A few years ago, in the course of mentoring a student I had interviewed for Brown who ended up at a UC, I put the “ABET” question to an engineering VP who had hired hundreds of people for his mechanical engineering consulting company. I’ll leave his reply unedited, vs trying to mention what might be different in the case of CE:
When my company interviews college graduates, we look for some combination of the following items:
- Reasonable school. Big school with significant engineering department (like UCSD/UCLA/UCSB, or Big 10, or MIT/Cal Tech/Georgia Tech, or similar) preferred.
- Reasonable degree. Mechanical engineering, Engineering Mechanics, Aero/Astro, etc. Also, we look for applicable classes (strength of materials, finite element analysis, CFD, etc.). We're not looking for "Fine Arts" graduates.
- Reasonable grade point average. 3.2 is good, 3.5 or higher is better.

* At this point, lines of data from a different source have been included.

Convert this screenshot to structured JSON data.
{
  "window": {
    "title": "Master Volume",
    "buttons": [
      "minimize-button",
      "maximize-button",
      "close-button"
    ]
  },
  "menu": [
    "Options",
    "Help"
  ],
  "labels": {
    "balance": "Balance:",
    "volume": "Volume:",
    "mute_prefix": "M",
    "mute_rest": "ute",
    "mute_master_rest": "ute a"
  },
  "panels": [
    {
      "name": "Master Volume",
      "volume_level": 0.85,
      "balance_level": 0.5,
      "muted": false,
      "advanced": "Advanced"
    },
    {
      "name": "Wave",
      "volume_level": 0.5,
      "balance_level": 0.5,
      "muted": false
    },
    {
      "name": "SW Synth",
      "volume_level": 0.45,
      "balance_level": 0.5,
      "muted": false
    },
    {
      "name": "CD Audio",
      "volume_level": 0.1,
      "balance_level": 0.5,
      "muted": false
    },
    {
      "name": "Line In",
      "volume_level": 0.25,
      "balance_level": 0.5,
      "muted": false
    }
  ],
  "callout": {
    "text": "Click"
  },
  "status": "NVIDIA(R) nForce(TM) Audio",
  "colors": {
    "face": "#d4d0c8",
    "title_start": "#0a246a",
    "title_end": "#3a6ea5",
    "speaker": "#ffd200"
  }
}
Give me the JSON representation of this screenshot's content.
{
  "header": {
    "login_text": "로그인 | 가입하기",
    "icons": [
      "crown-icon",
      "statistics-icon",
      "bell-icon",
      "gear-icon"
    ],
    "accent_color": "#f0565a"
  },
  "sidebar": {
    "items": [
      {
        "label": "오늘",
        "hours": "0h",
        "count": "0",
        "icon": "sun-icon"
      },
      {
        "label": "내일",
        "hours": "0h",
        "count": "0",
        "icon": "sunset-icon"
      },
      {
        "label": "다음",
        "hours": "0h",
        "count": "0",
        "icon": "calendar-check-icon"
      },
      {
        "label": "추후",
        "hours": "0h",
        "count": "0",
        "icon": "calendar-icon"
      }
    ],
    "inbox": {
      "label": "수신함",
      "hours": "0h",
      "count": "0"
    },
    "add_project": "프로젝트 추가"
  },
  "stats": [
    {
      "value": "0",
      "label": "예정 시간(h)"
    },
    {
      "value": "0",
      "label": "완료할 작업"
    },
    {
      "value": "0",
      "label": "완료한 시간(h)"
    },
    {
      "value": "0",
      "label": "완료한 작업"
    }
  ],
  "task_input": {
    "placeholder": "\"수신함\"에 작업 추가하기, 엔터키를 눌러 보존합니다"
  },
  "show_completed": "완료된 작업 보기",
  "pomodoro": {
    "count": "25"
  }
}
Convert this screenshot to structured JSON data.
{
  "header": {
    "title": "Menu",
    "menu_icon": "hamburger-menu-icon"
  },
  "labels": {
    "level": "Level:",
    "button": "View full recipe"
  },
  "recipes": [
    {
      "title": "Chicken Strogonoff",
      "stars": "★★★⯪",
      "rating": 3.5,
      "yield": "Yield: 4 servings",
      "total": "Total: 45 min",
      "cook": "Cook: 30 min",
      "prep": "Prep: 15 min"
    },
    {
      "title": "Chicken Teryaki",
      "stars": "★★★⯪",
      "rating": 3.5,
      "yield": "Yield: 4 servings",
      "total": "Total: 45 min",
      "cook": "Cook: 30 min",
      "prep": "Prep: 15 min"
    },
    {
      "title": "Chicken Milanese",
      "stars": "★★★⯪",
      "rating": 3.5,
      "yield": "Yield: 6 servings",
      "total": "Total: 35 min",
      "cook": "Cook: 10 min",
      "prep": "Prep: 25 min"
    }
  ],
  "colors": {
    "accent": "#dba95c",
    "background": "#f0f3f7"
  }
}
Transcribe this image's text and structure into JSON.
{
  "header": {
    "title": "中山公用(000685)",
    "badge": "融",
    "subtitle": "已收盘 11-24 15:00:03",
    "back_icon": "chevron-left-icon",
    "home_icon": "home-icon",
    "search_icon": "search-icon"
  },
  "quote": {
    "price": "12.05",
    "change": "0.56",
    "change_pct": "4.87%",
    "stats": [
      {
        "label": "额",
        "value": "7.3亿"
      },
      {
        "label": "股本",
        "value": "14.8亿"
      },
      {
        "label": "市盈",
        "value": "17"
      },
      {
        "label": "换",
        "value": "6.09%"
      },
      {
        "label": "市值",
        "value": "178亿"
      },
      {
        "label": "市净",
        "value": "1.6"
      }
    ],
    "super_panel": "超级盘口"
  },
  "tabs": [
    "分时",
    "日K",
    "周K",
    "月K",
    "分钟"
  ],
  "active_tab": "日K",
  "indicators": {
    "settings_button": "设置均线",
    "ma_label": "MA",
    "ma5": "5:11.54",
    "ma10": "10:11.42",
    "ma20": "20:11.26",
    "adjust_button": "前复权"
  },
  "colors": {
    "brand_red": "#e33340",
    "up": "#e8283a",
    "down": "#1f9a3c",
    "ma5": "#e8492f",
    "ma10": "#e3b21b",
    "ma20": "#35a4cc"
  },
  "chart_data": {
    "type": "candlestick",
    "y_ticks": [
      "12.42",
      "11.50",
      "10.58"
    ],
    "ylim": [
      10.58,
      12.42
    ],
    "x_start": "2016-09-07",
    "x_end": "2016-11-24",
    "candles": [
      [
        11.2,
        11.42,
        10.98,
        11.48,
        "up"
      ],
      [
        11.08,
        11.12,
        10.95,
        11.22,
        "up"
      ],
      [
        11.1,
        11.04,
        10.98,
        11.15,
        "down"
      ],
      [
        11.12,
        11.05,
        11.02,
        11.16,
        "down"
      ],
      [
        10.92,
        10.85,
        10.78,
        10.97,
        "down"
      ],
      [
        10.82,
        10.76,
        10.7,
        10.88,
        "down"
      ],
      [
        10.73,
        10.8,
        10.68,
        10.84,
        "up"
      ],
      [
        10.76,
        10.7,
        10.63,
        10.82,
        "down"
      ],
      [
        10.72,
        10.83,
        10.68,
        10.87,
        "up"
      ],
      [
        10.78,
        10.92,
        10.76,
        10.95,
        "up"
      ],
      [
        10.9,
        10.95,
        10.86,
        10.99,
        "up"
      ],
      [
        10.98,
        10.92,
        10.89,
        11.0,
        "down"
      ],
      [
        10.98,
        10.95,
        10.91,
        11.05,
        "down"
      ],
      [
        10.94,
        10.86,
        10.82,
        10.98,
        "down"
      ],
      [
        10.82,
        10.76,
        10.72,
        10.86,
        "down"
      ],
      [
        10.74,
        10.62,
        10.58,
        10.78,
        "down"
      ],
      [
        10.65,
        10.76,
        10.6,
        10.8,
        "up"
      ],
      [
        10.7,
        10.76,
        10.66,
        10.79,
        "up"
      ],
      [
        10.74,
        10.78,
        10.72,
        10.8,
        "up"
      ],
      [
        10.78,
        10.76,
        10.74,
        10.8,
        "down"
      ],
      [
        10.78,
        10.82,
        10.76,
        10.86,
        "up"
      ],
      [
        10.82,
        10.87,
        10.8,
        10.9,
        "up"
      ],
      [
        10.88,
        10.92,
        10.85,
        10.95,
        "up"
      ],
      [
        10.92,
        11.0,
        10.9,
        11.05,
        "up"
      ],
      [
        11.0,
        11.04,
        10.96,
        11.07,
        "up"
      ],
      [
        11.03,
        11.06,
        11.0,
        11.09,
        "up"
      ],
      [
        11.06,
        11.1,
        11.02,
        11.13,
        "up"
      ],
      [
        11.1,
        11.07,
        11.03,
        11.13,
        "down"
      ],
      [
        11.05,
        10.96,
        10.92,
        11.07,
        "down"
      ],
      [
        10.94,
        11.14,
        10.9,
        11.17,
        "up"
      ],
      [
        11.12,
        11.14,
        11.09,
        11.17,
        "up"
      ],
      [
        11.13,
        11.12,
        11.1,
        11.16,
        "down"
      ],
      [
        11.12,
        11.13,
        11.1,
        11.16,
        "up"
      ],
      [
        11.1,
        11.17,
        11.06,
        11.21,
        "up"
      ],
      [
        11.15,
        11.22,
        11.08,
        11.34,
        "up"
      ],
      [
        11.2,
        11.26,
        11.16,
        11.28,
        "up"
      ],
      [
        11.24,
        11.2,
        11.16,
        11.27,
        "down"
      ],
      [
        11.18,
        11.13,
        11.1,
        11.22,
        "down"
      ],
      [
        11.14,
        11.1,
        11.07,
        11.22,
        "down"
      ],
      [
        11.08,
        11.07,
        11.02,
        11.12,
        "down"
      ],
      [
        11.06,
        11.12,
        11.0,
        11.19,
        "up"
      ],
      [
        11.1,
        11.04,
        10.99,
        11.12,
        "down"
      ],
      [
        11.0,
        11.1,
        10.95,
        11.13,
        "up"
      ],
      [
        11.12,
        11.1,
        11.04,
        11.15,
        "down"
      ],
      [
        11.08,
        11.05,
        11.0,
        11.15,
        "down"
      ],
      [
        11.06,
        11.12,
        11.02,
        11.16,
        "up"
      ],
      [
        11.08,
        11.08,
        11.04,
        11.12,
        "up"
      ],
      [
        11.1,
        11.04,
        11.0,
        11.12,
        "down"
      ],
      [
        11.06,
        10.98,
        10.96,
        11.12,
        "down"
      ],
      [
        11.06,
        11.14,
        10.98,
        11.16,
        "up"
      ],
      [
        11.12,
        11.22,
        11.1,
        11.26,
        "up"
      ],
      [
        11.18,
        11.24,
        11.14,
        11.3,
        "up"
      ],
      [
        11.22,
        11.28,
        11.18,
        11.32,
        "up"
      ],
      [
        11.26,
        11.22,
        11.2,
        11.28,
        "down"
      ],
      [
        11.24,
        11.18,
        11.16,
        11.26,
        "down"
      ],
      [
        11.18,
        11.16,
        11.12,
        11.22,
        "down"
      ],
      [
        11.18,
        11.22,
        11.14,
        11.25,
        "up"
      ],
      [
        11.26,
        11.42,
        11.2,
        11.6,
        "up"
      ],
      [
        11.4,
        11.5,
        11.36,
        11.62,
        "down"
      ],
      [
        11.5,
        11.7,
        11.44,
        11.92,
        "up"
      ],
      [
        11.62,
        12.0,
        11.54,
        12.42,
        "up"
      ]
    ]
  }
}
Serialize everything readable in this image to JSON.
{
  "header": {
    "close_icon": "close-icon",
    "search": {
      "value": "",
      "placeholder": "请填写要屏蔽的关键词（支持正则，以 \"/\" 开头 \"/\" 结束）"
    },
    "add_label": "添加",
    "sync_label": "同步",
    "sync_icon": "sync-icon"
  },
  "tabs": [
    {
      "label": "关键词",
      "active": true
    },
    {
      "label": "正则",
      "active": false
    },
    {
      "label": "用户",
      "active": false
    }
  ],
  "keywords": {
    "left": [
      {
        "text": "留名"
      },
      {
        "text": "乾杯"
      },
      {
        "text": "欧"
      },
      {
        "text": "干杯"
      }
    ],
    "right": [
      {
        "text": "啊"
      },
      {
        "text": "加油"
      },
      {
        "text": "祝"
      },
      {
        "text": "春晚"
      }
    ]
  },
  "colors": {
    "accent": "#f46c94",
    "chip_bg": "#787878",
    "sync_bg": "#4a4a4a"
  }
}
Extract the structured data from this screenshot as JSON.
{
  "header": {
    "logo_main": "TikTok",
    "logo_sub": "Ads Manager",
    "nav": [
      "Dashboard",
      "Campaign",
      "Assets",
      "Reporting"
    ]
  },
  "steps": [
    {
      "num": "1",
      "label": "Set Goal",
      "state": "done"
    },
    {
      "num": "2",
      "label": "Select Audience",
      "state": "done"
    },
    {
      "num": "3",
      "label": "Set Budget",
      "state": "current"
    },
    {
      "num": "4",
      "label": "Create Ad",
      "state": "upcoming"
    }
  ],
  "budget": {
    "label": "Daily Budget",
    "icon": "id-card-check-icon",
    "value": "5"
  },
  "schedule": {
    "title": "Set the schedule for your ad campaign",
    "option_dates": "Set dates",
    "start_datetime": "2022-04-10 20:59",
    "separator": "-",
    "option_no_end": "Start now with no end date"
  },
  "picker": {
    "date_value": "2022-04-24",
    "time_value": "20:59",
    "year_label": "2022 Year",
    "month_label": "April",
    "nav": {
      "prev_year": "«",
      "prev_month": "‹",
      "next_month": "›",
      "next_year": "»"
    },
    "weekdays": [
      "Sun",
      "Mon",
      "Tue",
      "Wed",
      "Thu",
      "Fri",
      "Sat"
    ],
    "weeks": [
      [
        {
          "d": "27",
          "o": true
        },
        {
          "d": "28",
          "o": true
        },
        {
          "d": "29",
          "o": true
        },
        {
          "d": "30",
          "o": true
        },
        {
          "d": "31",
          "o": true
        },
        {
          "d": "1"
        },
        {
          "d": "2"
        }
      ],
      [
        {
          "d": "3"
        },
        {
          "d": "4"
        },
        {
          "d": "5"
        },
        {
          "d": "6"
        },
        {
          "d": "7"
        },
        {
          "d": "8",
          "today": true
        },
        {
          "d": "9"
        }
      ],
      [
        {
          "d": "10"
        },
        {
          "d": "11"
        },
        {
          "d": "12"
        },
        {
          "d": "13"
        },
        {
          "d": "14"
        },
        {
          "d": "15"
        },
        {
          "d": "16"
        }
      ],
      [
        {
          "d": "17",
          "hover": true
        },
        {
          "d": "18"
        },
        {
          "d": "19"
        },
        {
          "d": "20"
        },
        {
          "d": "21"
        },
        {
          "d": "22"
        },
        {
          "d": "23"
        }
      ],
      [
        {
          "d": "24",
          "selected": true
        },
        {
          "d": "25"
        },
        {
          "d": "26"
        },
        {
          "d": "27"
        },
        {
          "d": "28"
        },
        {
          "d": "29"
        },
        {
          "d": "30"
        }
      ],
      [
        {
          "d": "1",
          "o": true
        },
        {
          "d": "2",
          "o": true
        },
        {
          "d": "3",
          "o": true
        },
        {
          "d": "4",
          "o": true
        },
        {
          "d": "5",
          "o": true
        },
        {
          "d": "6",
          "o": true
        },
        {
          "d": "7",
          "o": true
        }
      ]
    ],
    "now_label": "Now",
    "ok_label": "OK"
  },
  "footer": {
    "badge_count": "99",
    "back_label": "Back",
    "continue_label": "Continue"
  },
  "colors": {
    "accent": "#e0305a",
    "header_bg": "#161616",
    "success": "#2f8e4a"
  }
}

- Something beyond just text book engineering. Did the candidate do any interesting lab courses/contests? Undergrad or graduate research? Or participate in additional activities such as SAE race cars, AIAA design/build/fly contests, etc.
- Any prior experience (jobs, internships)
- Signs of excellence. Deans list, awards, etc.
- Communications skills. Can the person talk? Present? Answer questions? Fit in with other employees? Be able to present to customers?
I think that’s most of it. FWIW, I’m not familiar with ABET (it’s never come up before). I think we’re normally satisfied if a known university (UCSD, etc.) has awarded a diploma.
As to your more general question, I wouldn’t worry too much about the size/reputation of the college regardless of what was said above. If the small school is where you will thrive and do your best work, that will be reflected in things like grades and EC’s which definitely matter.
When I would sort through a bunch of resumes looking for someone to hire, the supposed “prestige” of the college didn’t matter compared to grades, specific courses relevant to what my group did, and enthusiasm for the discipline. The best students will always find ways to set themselves apart… wherever they are.